October 8, 2007 |
The number of young children on prescription drugs for heartburn and other digestive problems jumped about 56% in recent years, and researchers say obesity and overuse might be contributing to the surprising increase. The surge was found in a Medco Health Solutions Inc. analysis released Thursday of U.S. prescription data for 2002 through 2006. It suggests that more than 2 million U.S. children 18 and younger used drugs for digestive or gastrointestinal complaints last year.
October 1, 2007 |
Spicy or greasy foods, onions, chocolate -- all can take a painful, post-meal toll in the form of heartburn or acid indigestion. When these problems occur often, as they do for millions of Americans, they become known as gastroesophageal reflux disease, or GERD. Whether the discomfort is occasional or chronic, choosing food and drink more carefully can ease the symptoms. So too, perhaps, can a supplement most commonly associated with sleep. At the root of the problem is a bit of faulty plumbing.
December 27, 2006 |
Older people who take heartburn drugs such as Nexium, Prilosec, Prevacid and Protonix for long periods have a significantly increased risk of hip fractures, possibly because the drugs block calcium absorption, Pennsylvania researchers reported today. The drugs, which block production of acid in the stomach, are among the most widely used in the United States, with combined annual sales of more than $10 billion.
CALIFORNIA | LOCAL
May 24, 2006 |
Nearly 1,300 inmates at nine California prisons have been stricken with gastroenteritis, according to corrections officials, who remain stumped by the source of the bacterial outbreak. Some inmates have been hospitalized, but most have been treated in their cells for vomiting, fever, headaches, diarrhea and cramping caused by Campylobacter bacteria. A small number of staff members also have become ill.
April 19, 2004 |
You get home from work late with a pepperoni pizza in your arms. You sit down, shake some chili pepper flakes onto the pizza and begin to indulge, washing down the pizza with a beer or two. Perhaps you top it off with a cup of coffee. It's late, and so you head to bed. Bad move. You may pay for your late-night indulgence, waking up in the wee hours with heartburn, the hallmark of acid reflux, or what doctors call GERD, gastroesophageal reflux disease. Your biggest mistake?
August 2, 2003 |

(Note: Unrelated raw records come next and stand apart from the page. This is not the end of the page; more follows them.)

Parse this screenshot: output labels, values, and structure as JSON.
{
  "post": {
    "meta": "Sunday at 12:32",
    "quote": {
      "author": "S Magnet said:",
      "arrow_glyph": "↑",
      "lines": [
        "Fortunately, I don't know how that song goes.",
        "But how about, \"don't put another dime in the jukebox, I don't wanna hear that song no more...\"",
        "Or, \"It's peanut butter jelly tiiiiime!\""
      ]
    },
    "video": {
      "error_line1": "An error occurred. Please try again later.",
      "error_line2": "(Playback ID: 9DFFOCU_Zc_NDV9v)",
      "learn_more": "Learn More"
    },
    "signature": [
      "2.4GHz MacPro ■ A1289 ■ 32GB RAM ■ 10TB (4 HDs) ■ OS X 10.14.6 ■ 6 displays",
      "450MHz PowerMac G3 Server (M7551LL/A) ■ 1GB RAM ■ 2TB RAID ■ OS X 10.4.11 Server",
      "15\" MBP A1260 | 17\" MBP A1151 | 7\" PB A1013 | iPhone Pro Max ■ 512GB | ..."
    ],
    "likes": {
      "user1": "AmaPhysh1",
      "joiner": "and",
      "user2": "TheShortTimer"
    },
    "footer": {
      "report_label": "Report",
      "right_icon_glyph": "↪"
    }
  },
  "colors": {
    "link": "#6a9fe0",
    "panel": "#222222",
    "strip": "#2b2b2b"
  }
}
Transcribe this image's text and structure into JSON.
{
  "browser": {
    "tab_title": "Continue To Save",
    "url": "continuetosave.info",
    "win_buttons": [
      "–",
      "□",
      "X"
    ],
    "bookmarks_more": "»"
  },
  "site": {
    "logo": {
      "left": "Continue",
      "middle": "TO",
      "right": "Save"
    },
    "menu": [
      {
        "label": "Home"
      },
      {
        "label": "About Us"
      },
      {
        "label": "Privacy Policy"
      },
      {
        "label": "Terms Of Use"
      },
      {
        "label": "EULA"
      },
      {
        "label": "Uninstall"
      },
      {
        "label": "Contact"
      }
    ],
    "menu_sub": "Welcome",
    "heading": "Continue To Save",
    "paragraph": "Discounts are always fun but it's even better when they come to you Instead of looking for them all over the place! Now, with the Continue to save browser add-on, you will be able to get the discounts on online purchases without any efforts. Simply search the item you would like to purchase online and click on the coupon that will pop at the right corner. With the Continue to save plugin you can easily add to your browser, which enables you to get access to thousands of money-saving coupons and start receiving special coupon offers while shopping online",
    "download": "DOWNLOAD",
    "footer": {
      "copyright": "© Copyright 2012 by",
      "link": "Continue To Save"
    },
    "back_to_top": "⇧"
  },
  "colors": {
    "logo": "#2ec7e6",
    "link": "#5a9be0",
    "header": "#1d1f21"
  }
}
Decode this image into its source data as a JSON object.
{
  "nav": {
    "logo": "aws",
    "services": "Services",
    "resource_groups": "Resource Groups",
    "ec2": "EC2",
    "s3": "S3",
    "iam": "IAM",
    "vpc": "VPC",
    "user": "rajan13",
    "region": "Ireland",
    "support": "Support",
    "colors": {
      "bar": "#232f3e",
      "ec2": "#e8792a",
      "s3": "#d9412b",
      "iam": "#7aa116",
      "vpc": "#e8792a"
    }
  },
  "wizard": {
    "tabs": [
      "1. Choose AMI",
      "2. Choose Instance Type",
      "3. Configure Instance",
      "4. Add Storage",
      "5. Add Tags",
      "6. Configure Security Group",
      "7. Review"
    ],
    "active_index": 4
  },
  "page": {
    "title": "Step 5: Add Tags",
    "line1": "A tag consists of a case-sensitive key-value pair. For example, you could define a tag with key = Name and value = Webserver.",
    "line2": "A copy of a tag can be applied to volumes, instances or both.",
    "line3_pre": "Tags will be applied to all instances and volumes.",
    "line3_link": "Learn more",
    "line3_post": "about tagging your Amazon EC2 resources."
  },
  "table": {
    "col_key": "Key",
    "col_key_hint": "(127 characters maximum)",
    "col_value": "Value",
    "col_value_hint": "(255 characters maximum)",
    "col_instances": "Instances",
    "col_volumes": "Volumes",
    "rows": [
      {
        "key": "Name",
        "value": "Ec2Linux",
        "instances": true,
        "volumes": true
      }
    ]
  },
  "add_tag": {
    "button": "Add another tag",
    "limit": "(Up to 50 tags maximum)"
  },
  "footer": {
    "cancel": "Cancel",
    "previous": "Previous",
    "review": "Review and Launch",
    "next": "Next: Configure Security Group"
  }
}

Snacks made with the fake fat olestra no longer will have to bear the unappetizing label that warned they might cause cramps and diarrhea. The Food and Drug Administration lifted the warning Friday, concluding that if the zero-calorie fat substitute has any stomach-troubling effect, it is mild and rare. The FDA approved olestra's sale in 1996, providing packages bore labels spelling out possible gastrointestinal side effects.